_Work required:_
Scan the listing below and copy each line holding the word "dorm".

======

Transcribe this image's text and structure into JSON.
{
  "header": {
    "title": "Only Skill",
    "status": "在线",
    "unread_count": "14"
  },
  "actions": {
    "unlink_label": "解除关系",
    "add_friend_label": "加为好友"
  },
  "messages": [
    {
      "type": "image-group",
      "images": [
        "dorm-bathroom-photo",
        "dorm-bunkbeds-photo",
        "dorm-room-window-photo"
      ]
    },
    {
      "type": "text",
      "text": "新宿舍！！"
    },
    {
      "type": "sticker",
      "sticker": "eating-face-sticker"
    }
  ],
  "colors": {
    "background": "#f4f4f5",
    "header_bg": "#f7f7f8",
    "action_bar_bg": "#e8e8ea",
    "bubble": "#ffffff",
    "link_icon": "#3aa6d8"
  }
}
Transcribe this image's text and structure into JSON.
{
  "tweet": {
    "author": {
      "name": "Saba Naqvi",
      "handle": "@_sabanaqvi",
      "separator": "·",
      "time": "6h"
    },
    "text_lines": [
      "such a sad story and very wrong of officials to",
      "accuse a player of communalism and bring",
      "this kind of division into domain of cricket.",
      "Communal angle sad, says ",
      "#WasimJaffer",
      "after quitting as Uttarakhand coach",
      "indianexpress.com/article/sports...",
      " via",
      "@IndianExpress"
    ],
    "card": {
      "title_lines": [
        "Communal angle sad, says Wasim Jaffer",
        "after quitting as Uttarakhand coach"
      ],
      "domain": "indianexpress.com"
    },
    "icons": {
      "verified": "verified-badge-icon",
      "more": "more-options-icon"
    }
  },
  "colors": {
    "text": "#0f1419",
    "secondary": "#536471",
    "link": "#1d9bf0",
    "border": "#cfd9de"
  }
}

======

_Output:_
        "dorm-bathroom-photo",
        "dorm-bunkbeds-photo",
        "dorm-room-window-photo"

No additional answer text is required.